On June 13, PHH Corporation sent a letter to the U.S. Court of Appeals for the District of Columbia Circuit responding to a June 7 letter from the CFPB that stated RESPA’s three-year statute of limitations is not applicable in its enforcement action against the company. In its letter, the CFPB cited a decision in Kokesh v. SEC where the U.S. Supreme Court ruled that a five-year limit applies to civil penalties, and that, furthermore, “[d]isgorgement in the securities-enforcement context is a ‘penalty’ within the meaning of §2462, and so disgorgement actions must be commenced within five years of the date the claim accrues.” The Bureau further supported its argument for a five-year limit by claiming that RESPA’s three-year statute of limitations provision applies only to “actions” brought in a “United States district court or any other court of competent jurisdiction,” and its administrative proceeding against the company for alleged mortgage kickbacks was not an “action” under RESPA.
In response, PHH countered that Section 2462 contains a “catch-all limitations period ‘[e]xcept as otherwise provided’ by Congress.” Thus, the D.C. Circuit panel was correct when it held that Congress “otherwise provided” a three-year statute of limitations under RESPA that applies to enforcement proceedings because in the “second part of Section 2614, the term ‘actions’ is not limited to actions brought in court.” PHH further asserts that Dodd-Frank “repeatedly uses the term ‘action’ to encompass court actions and administrative proceedings.”
As previously covered in InfoBytes, on May 24, the D.C. Circuit, sitting en banc, heard oral arguments on the constitutionality of the CFPB. It did not indicate that it was inclined to revisit the panel’s determination that the Bureau misinterpreted RESPA when applying it to PHH’s practices.

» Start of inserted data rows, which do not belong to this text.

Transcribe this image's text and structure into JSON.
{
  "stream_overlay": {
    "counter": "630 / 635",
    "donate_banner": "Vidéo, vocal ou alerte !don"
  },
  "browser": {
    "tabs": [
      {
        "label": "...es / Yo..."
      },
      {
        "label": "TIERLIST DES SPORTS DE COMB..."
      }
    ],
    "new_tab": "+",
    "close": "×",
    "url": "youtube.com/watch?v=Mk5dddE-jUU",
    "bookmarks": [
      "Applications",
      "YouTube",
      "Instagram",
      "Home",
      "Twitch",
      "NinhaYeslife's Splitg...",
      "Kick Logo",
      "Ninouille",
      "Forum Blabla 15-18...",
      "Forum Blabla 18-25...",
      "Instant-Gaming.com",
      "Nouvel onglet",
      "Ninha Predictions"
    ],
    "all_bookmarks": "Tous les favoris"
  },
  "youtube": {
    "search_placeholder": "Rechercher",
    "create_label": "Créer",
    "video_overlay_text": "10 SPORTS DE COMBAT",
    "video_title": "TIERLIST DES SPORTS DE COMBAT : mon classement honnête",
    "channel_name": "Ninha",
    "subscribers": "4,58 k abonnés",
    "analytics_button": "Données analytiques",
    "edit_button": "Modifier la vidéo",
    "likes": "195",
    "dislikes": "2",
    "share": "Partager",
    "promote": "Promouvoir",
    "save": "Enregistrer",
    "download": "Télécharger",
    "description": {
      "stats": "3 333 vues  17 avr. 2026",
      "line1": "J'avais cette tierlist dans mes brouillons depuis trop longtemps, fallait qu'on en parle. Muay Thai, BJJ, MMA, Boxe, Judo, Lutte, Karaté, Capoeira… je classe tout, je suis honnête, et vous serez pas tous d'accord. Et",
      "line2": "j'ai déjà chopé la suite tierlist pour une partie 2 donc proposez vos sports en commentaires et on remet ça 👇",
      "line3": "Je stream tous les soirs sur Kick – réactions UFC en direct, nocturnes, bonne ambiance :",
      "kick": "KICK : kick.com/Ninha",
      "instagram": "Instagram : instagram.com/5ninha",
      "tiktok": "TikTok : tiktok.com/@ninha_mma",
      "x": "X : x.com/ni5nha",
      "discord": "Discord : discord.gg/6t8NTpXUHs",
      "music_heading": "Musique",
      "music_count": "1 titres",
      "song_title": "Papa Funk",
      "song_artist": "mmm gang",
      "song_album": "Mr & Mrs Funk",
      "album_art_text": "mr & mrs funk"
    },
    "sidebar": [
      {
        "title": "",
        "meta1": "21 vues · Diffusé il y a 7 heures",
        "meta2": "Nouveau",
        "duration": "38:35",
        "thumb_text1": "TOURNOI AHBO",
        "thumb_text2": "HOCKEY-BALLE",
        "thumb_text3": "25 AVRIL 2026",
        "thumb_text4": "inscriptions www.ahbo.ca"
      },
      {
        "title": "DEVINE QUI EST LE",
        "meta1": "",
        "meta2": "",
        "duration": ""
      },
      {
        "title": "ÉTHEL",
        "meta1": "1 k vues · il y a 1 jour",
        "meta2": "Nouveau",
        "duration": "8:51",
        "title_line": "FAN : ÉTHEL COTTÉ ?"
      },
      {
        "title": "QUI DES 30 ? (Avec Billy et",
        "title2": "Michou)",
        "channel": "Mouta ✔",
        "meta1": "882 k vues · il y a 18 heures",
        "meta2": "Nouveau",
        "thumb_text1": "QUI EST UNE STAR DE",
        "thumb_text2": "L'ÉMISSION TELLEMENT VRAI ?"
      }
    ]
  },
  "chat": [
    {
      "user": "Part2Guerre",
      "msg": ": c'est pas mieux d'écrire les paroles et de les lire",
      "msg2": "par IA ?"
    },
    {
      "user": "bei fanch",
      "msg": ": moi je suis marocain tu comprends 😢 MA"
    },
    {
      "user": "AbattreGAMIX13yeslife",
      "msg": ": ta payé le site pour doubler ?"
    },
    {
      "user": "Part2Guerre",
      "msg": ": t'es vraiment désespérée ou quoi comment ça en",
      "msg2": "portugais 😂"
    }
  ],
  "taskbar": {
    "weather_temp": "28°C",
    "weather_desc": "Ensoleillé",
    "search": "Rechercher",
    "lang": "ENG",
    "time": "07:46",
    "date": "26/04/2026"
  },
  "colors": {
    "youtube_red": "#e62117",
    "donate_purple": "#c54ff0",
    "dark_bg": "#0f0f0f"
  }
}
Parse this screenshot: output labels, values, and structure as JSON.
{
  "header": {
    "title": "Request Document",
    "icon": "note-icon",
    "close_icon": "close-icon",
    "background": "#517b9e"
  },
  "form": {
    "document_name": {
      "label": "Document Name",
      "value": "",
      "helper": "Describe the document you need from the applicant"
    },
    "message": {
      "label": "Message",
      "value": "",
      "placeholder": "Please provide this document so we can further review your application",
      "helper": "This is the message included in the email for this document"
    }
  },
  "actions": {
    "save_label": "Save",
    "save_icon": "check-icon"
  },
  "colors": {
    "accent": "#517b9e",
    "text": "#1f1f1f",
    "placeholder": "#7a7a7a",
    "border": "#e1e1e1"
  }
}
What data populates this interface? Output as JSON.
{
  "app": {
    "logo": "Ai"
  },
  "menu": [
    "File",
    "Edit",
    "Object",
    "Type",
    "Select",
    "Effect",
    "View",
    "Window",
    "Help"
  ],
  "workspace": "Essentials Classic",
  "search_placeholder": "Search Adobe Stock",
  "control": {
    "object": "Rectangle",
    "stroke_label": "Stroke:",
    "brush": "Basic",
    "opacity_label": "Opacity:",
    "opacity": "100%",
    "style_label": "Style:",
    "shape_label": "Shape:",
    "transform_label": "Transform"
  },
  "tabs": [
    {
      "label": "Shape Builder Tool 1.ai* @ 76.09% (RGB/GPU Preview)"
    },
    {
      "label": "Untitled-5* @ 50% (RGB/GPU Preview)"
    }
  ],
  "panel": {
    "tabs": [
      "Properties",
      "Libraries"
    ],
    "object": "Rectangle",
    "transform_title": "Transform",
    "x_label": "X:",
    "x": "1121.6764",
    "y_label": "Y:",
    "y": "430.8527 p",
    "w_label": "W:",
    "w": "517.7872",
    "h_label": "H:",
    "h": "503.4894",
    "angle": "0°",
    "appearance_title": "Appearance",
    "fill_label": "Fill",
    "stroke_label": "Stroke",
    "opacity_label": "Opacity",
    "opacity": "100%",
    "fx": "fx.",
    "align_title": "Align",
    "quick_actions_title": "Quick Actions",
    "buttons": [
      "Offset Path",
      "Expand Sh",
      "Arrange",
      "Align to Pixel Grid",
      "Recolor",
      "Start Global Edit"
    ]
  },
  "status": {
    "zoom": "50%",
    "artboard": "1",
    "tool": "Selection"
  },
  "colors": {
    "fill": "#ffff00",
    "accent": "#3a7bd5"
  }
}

On June 13, Representatives Randy Hultgren (R-Ill.) and Gwen Moore (D-Wis.) introduced legislation to strengthen the Federal Home Loan Bank (FHLB) System by ensuring access to mortgage credit and affordable housing assistance for millions of consumers. As set forth in a June 15 press release issued by Rep. Hultgren’s office, the Housing Opportunity Mortgage Expansion (HOME) Act (H.R. 2890) would allow lenders to regain membership in the FHLB System provided they (i) joined before the Federal Housing Finance Agency (FHFA) proposed its recently finalized membership rule, and (i) are able to “demonstrate a commitment to residential mortgage activities.”
As previously discussed in InfoBytes, FHFA’s final rule added a revision intended to help streamline membership applications. However, Hultgren asserts that the rule “restricts FHLB membership eligibility” by excluding “captive insurers” under its definition of an “insurance company” thereby prohibiting membership. The HOME Act, Hultgren states, “would clarify that companies with a history and mission of supporting residential housing should be able to continue to serve our communities.”